(What the task requires) The required result is the number of lines below that hold the word "handle", stated without anything else.

BEGIN Material provided

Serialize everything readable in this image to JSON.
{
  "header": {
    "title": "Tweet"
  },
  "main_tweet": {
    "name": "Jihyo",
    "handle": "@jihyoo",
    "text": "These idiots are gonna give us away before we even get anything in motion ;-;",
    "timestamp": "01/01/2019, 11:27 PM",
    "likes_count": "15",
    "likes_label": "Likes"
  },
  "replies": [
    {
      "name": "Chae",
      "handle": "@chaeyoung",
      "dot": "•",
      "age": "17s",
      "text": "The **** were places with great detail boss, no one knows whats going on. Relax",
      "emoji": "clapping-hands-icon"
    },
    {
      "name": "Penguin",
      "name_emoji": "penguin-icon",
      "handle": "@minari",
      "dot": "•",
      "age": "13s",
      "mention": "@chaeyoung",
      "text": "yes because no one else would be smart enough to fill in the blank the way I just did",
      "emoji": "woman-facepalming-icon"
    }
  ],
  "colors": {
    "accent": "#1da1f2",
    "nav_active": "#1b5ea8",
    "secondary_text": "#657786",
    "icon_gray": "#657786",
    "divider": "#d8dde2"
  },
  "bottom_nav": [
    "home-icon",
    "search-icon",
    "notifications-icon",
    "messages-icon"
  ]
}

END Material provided

(Solution to the exercise) 3